Today is Makar Sankranti, a festival celebrated across India to mark the beginning of spring and the harvest season. In Maharashtra we celebrate the festival by making sweets from sesame and when we offer the sweets to family or friends, we say ‘til gul ghyaa, goad goad bola’ which means enjoy the sesame and jaggery and say sweet things.
At home my grandmother and mother would make tilachi wadi or sesame and sugar syrup sweets. They would roast the sesame over a low heat till it released a fragrant smell and then grind it. Then make a simple syrup by heating the sugar and water and once it reached the needed consistency they would add the ground sesame into it, mixing it well to make a soft paste. My job was to then take the old wooden moulds we had and press the still warm sesame mixture out into little blocks and then top them with grated dry coconut. Such a simple recipe yet so delicious. Back then I could easily eat a couple of these sweets in a day but of course now I could manage only 1-2.
While the occasion of Makar Sankranti deserves a more worthy food post, not having made any tilachi wadi or til gul (sesame sweets or sesame & jaggery brittle) the only thing I could write about are these Sesame lavosh that I serve with our mezze platter. Made from a simple mix of flour, canola and sesame oil, black and white sesame and salt, they are super easy to make and taste absolutely amazing.

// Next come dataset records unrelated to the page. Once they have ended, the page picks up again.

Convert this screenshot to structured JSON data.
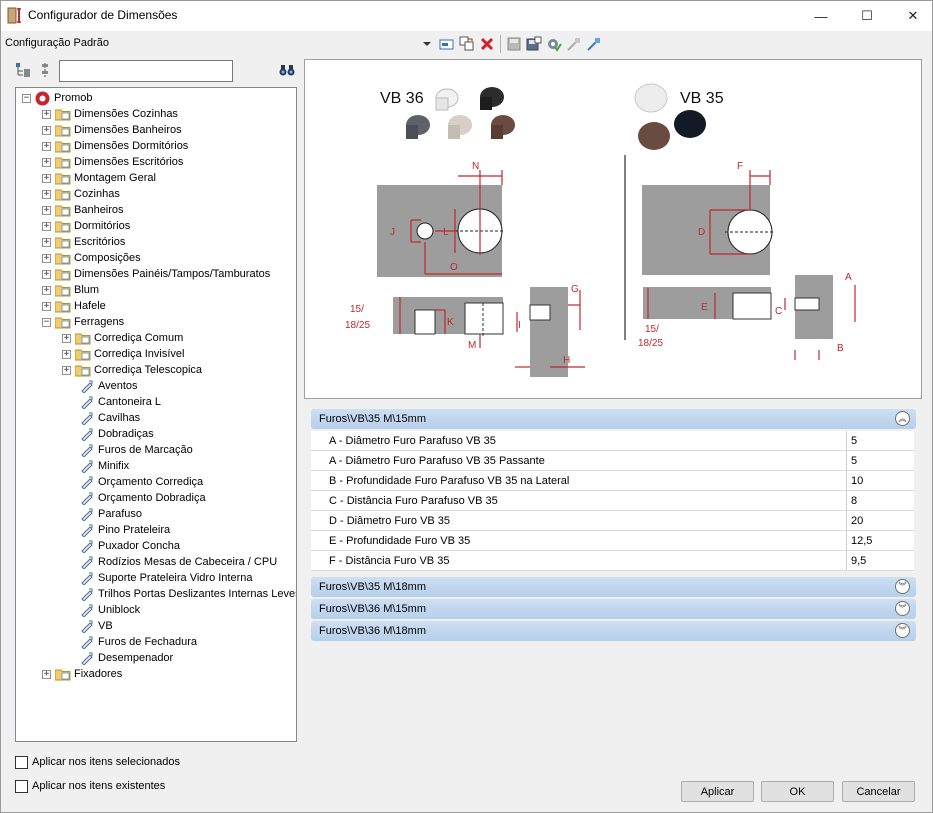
{
  "window": {
    "title": "Configurador de Dimensões",
    "minimize": "—",
    "maximize": "☐",
    "close": "✕"
  },
  "config": {
    "selected": "Configuração Padrão"
  },
  "search": {
    "value": ""
  },
  "tree": {
    "root": "Promob",
    "items": [
      "Dimensões Cozinhas",
      "Dimensões Banheiros",
      "Dimensões Dormitórios",
      "Dimensões Escritórios",
      "Montagem Geral",
      "Cozinhas",
      "Banheiros",
      "Dormitórios",
      "Escritórios",
      "Composições",
      "Dimensões Painéis/Tampos/Tamburatos",
      "Blum",
      "Hafele",
      "Ferragens",
      "Corrediça Comum",
      "Corrediça Invisível",
      "Corrediça Telescopica",
      "Aventos",
      "Cantoneira L",
      "Cavilhas",
      "Dobradiças",
      "Furos de Marcação",
      "Minifix",
      "Orçamento Corrediça",
      "Orçamento Dobradiça",
      "Parafuso",
      "Pino Prateleira",
      "Puxador Concha",
      "Rodízios Mesas de Cabeceira / CPU",
      "Suporte Prateleira Vidro Interna",
      "Trilhos Portas Deslizantes Internas Leves",
      "Uniblock",
      "VB",
      "Furos de Fechadura",
      "Desempenador",
      "Fixadores"
    ]
  },
  "diagram": {
    "vb36": "VB 36",
    "vb35": "VB 35",
    "letters": [
      "N",
      "J",
      "L",
      "O",
      "K",
      "M",
      "I",
      "G",
      "H",
      "F",
      "D",
      "E",
      "A",
      "C",
      "B"
    ],
    "thickness": "15/\n18/25"
  },
  "groups": [
    {
      "title": "Furos\\VB\\35 M\\15mm",
      "expanded": true,
      "rows": [
        {
          "name": "A - Diâmetro Furo Parafuso VB 35",
          "value": "5"
        },
        {
          "name": "A - Diâmetro Furo Parafuso VB 35 Passante",
          "value": "5"
        },
        {
          "name": "B - Profundidade Furo Parafuso VB 35 na Lateral",
          "value": "10"
        },
        {
          "name": "C - Distância Furo Parafuso VB 35",
          "value": "8"
        },
        {
          "name": "D - Diâmetro Furo VB 35",
          "value": "20"
        },
        {
          "name": "E - Profundidade Furo VB 35",
          "value": "12,5"
        },
        {
          "name": "F - Distância Furo VB 35",
          "value": "9,5"
        }
      ]
    },
    {
      "title": "Furos\\VB\\35 M\\18mm",
      "expanded": false
    },
    {
      "title": "Furos\\VB\\36 M\\15mm",
      "expanded": false
    },
    {
      "title": "Furos\\VB\\36 M\\18mm",
      "expanded": false
    }
  ],
  "options": {
    "apply_selected": "Aplicar nos itens selecionados",
    "apply_existing": "Aplicar nos itens existentes"
  },
  "buttons": {
    "apply": "Aplicar",
    "ok": "OK",
    "cancel": "Cancelar"
  },
  "colors": {
    "accent_red": "#c0282d",
    "group_blue": "#b6cfea",
    "plate_gray": "#9d9d9d"
  }
}
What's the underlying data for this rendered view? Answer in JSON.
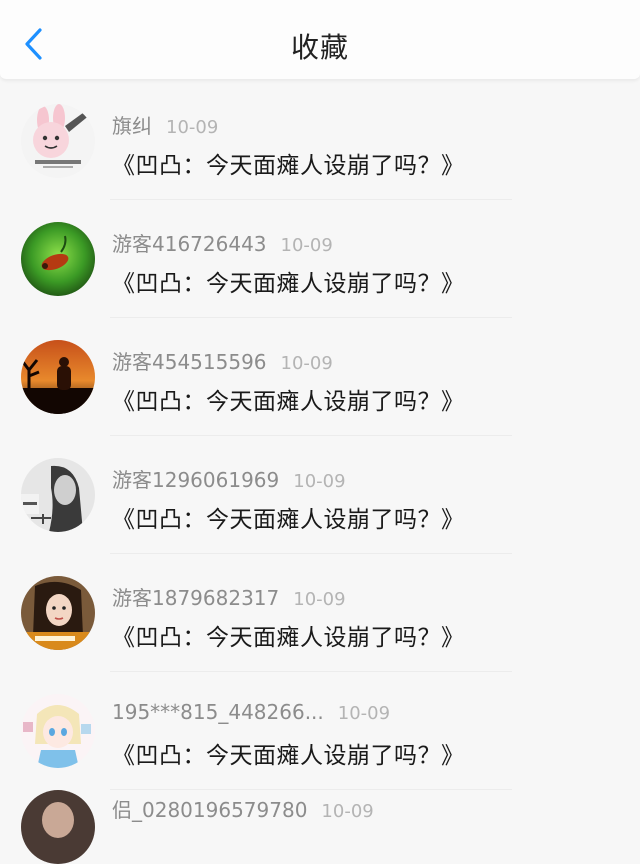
{
  "header": {
    "title": "收藏",
    "back_icon": "chevron-left-icon",
    "accent_color": "#1e90ff"
  },
  "items": [
    {
      "username": "旗纠",
      "date": "10-09",
      "content": "《凹凸：今天面瘫人设崩了吗？》"
    },
    {
      "username": "游客416726443",
      "date": "10-09",
      "content": "《凹凸：今天面瘫人设崩了吗？》"
    },
    {
      "username": "游客454515596",
      "date": "10-09",
      "content": "《凹凸：今天面瘫人设崩了吗？》"
    },
    {
      "username": "游客1296061969",
      "date": "10-09",
      "content": "《凹凸：今天面瘫人设崩了吗？》"
    },
    {
      "username": "游客1879682317",
      "date": "10-09",
      "content": "《凹凸：今天面瘫人设崩了吗？》"
    },
    {
      "username": "195***815_448266...",
      "date": "10-09",
      "content": "《凹凸：今天面瘫人设崩了吗？》"
    },
    {
      "username": "侣_0280196579780",
      "date": "10-09",
      "content": ""
    }
  ]
}
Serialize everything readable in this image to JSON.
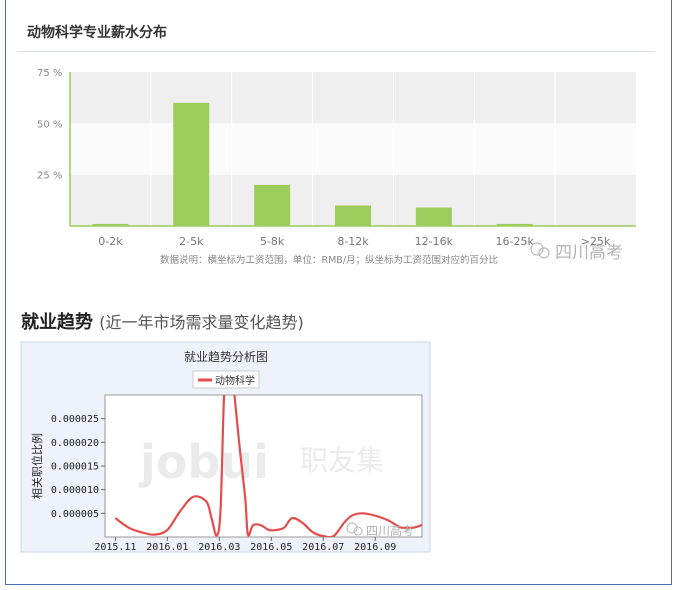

Perhaps later today I might make my semolina and sesame cake at home 🙂